TAMPA — The market is showing an interest in technology developed through the University of South Florida that can instantly determine whether a grouper is really a grouper.
In the future, similar technology may signal whether wild-caught shrimp, tuna and red snapper live up to their claims, and even whether that glop floating offshore is really an example of the scourge known as red tide.
A USF professor and former graduate student obtained a patent last year on GrouperChek, a test that identifies the target gene in grouper to determine whether it’s actually grouper or a common substitute such as tilapia or catfish.
The company began offering services to wholesalers and retailers last year, selling test kits and conducting in-house identification of grouper or any seafood. They even drive out to pick up samples.
“We can tell any fish, or even any form of life, really,” said Professor John H. Paul, who developed the technology with Robert Ulrich. They now are partners in the new venture PureMolecular LLC, “bringing fraudulent, mislabeled seafood to light,” Paul said.
The company has gotten the attention of interests including the Guy Harvey Ocean Foundation, which supported Paul and Ulrich during their research, and the St. Petersburg Downtown Partnership, where an investment agreement is up for review.
“Our review team was very impressed,” said Downtown Partnership President Joni James.
Matt Loder, founder of Crabby Bill’s, with three restaurants in Clearwater and St. Cloud, applauded GrouperChek as a way to hold wholesalers and retailers accountable.
“We understand the good that product can produce,” Loder said, “especially for the enforcement arm to have that tool available to make sure less mislabeled fish is out there.
“I don’t want a competitor to be able to say, ‘Oh we’re selling grouper,’ and be able to say they have something comparable to me. They may know it’s mislabeled but if the invoice or the box says grouper they can say, ‘We bought it thinking it was grouper,’ even though they spent half the money.”
Ulrich and Paul hold 13 patents with USF, some on technology that detects pathogenic viruses, norovirus and the fish-killing bloom known as red tide. PureMolecular is teaming up with the Florida Fish and Wildlife Conservation Commission and the National Oceanic and Atmospheric Administration to use its technology in detecting red tide from Naples to Tampa Bay.

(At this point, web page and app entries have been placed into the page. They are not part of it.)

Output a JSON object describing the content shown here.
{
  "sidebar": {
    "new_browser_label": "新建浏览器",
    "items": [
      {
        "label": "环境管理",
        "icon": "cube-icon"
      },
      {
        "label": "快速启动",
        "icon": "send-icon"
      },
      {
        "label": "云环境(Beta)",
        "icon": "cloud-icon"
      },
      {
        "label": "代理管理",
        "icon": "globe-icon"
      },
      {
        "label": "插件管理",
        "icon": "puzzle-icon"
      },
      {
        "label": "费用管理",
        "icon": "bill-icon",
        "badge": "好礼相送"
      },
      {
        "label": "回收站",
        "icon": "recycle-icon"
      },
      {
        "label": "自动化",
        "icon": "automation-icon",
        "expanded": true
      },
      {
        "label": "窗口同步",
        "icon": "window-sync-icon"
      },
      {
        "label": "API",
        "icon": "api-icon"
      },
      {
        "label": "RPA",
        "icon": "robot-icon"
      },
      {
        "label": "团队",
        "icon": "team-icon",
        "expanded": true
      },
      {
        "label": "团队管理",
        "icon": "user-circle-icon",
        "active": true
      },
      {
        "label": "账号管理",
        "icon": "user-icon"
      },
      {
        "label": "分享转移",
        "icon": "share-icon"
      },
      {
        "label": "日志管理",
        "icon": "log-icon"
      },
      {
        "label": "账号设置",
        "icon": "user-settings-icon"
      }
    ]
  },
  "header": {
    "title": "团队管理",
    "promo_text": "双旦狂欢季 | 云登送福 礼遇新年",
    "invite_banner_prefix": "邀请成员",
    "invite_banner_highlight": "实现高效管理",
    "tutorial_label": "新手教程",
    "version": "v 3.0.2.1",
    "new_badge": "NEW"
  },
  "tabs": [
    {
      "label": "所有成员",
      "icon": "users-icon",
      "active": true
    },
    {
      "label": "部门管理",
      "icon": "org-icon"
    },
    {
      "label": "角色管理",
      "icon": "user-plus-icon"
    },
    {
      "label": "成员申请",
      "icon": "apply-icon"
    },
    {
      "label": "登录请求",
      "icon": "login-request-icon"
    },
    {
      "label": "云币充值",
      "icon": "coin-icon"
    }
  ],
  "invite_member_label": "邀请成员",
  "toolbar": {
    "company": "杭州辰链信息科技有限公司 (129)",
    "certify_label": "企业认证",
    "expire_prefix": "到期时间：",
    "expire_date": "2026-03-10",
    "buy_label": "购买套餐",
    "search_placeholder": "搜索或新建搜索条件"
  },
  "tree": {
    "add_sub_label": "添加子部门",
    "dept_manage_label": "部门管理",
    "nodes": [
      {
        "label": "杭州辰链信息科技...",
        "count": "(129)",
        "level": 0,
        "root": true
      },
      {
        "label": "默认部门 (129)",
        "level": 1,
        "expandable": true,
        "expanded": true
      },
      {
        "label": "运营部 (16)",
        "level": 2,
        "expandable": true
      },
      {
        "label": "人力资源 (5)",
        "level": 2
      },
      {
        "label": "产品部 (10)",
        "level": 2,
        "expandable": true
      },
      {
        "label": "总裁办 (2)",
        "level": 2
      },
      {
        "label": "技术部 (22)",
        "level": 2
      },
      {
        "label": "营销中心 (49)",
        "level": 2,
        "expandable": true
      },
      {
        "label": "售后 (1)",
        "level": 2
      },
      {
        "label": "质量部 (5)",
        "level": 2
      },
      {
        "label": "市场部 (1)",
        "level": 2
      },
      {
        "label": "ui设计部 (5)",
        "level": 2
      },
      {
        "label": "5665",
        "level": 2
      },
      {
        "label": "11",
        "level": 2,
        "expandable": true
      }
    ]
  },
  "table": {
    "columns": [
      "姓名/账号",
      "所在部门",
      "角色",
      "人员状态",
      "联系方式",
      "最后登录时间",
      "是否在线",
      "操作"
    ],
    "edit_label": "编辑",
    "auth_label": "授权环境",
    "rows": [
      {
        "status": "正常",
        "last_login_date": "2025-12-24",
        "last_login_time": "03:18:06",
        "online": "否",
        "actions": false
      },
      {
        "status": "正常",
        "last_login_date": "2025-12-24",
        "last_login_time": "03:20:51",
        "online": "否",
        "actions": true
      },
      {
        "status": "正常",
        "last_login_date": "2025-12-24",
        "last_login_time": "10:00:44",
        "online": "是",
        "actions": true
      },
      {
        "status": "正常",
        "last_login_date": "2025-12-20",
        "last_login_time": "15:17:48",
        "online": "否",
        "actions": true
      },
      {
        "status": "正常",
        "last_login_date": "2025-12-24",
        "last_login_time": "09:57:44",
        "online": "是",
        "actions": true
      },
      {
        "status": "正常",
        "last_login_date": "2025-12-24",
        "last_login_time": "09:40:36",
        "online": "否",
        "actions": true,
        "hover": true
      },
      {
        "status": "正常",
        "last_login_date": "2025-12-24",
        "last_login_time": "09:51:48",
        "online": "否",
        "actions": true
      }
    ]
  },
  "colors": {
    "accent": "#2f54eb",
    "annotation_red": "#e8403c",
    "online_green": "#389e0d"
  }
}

In September, Paul won one of five USF Excellence in Innovation awards for his work with PureMolecular. Now, he and Ulrich are looking for venture capital to set up a new location at the Tampa Bay Research Institute, 10900 Roosevelt Blvd. N. in St. Petersburg.
PureMolecular has updated its original GrouperChek technology. The company now uses a more lightweight, portable platform called AmpliFire to read GrouperChek tests instead of trying to develop its own instrumentation. The system works with individually sold GrouperChek tests and can run up to eight samples at once on site. The old GrouperChek system had a limit of four.
Upon its release, GrouperChek was priced at $1,999, but with the changes comes a higher cost. Ulrich said test kits run about $40 per fish sample, though prices are being adjusted. If customers choose AmpliFire to read the tests, a device could cost up to $5,000 — a serious investment but not compared to the estimated $25 billion in mislabeled seafood sold worldwide each year.
PureMolecular is also developing ShrimpChek. Paul says shrimp is often mislabeled “wild caught” when it was farm raised under unsanitary conditions. Other company products nearing the end of development will detect tuna, red snapper and the common faux grouper known as Asian catfish.
“We’re hoping to bring those to market very soon,” Ulrich said.
Shrimp is the most economically valuable seafood product in Florida, followed by stone crab and grouper.
Washington showcased the problem of mislabeled seafood when President Barack Obama signed the Illegal, Unreported and Unregulated Fishing Enforcement Act in November, prohibiting illegally harvested fish from entering the United States. Federal forensic scientists must verify the fraud. Fines range up to $100,000 and prison time also is possible.
PureMolecular hasn’t run across any cases of fraudulent grouper locally yet, even in testing 10 samples from local restaurants gathered by WTSP Channel 10. All turned out to be red or black grouper.
It was a different story in Atlanta, where seven of 19 samples gathered by WSB-TV Channel 2 and tested by PureMolecular turned out to be the bottom-feeding Asian catfish. Five of the restaurants involved later claimed they were duped by vendors.
And it was a different story, too, in 2006, when a news report in the St. Petersburg Times led to testing by the state State Attorney’s Office that revealed 17 grouper meals from 20 restaurants were bogus. A wholesaler and several restaurants agreed to pay thousands each in fines.
Most restaurants buy whole fish off the dock and can identify a real grouper there, but problems arise with frozen fillets from southeast Asia that are actually tilapia, catfish or a mix of these fish and grouper, Paul said.
“I haven’t found a fake fish in Florida yet,” he said.
And that’s OK with him.
“We’re not out to catch bad guys. We’re just trying to level the playing field and provide consumer confidence. We want to provide support for our American fisherman to get an honest day’s pay. It’s tough enough being a grouper fisherman.”
Selene Sanfelice is a University of Tampa student and a Tribune intern.